Have you ever read the ingredients labels on your skin care products? If you have, you were probably confronted with a list of intimidating chemicals and substances you were unable to identify. But those ingredients don’t just seem scary, many chemicals often used in beauty and skincare products have been found to have potentially harmful side effects on humans. And, what’s even more concerning, we as consumers are often kept in the dark about the actual ingredients of those skin care products and how safe or unsafe they actually are (1). So, if you’re interested in giving your skincare routine an all-natural update, or just replacing a few items with non-harmful options, these are the products that you should try out.
Instead of wasting money on expensive wipes or bottles of extra-strength remover to handle your stubborn makeup, try coconut oil instead. It may seem counter-intuitive to rub oil all over your face when you’re trying to get clean, but coconut oil is actually one of the easiest ways to break through all of your makeup products. It even disintegrates waterproof mascara. Simply take a generous amount of coconut oil and, using your fingertips, rub it in circular motions all over your face and eyelashes. Then, take a dry tissue and wipe your face clean.
Next, you’re going to want to wash your face and remove any excess oil or

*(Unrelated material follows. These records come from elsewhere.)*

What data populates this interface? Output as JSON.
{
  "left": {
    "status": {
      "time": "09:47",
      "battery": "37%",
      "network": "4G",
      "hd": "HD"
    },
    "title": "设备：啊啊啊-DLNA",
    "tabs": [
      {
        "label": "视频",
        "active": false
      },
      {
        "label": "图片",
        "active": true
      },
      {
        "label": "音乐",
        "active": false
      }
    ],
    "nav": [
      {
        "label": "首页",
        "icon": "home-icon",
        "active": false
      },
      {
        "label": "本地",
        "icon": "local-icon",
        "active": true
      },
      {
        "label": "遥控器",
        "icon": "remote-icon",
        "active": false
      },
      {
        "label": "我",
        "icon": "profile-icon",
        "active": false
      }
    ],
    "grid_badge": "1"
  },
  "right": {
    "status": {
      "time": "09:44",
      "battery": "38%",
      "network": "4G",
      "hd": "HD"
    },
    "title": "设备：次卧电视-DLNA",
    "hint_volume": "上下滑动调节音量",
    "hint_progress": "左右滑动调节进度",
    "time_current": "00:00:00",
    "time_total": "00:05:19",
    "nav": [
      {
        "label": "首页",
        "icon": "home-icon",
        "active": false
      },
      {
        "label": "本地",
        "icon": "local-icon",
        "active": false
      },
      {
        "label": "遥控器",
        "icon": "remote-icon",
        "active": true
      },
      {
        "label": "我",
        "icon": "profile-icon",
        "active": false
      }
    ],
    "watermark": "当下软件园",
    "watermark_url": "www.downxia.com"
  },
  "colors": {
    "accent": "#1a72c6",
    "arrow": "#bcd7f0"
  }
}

makeup you may have missed. My favorite all-natural cleanser is African Black Soap. Traditional African Black Soap contains oils and shea butter, which means it cleanses your skin without stripping away all of the natural oils on your face and leaving you with dry, tight, and parched skin. This is important if you have oily or acne-prone skin, because robbing your skin of its naturally-occurring oils will force your it to produce more oil to compensate, ultimately leaving you with more oil and more blemishes than you had to begin with.
For toner, you have a couple of different options. Witch hazel is a great
anti-inflammatory and protective option (2), so if you have acne or want to prevent skin cancer (and who doesn’t?), you should definitely consider grabbing some the next time you’re at the store (3). Your other option is apple cider vinegar, which, because of its acidity, is spectacular at balancing out the pH in your skin. Just make sure you dilute it, as straight apple cider vinegar is far too strong for the skin. To start out, try a ratio of 1:3 of ACV to water, and adjust from there.
So, you have a blemish. Or two.Or too many to count. Whatever the case may be,
you want to get rid of them as quickly as possible. For this, your best option is going to be tea tree oil. Tea tree oil is antimicrobial and has even been shown to have a significant effect on acne when compared to benzoylperoxide, a popular chemical used in acne treatments (4). Simply dab a bit of the oil onto the affected area, and allow to dry.
Finally, you’re going to need to moisturize your skin. For this, a
non-comedogenic oil is a good solution. Examples of these would be hemp seed oil, shea
butter, or sunflower oil. If none of those options appeal to you, you can even use aloe vera gel. But, whatever you do, do not use coconut oil as a moisturizer, especially if you are someone with acne prone skin. Coconut oil is fairly comedogenic, meaning that there’s a decent chance it will clog your pores if you slather it on and let it soak into your skin. Alternatively, try one of the other options listed above.
Once or twice week, you may feel like giving your skin a little extra TLC by
indulging in a mask or exfoliating away your dry skin. For masks, some mashed up avocado, banana, or a generous layer of aloe vera will provide your skin with the moisture and antioxidants it craves. And to get rid of dry skin, try baking soda or a mix of sugar or salt with your favorite oil and exfoliate away. These steps should always be done after you cleanse your skin and before toner. And, if you’re exfoliating and doing a face mask on the same day, be sure to make exfoliating your first step, rather than doing it after your mask.
As you can see, there are a multitude of fantastic, all-natural products you can start incorporating into your daily skincare routine. And, meanwhile, you’ll be avoiding all of the sketchy chemicals and ingredients that over-the-counter skin care products often contain.
Barrett, J. R. (2005). Chemical Exposures: The Ugly Side of Beauty Products. Environmental Health Perspectives, 113(1), A24.
Graf, J. (2015). Herbal Anti-Inflammatory Agents for Skin Disease. Skin Therapy Letter, N.p.
Thring, T. S., Hili, P., Naughton, D. P. (2011). Antioxidant and potential anti-inflammatory activity of extracts and formulations of white tea, rose, and witch hazel on primary human dermal fibroblast cells. Journal of Inflammation, 8:27.
Bassett, I. B., Pannowitz, D. L., Barnetson, R. S. (1990). A comparative study of tea-tree oil versus benzoylperoxide in the treatment of acne. The Medical Journal of Australia, 153(8), 455-458.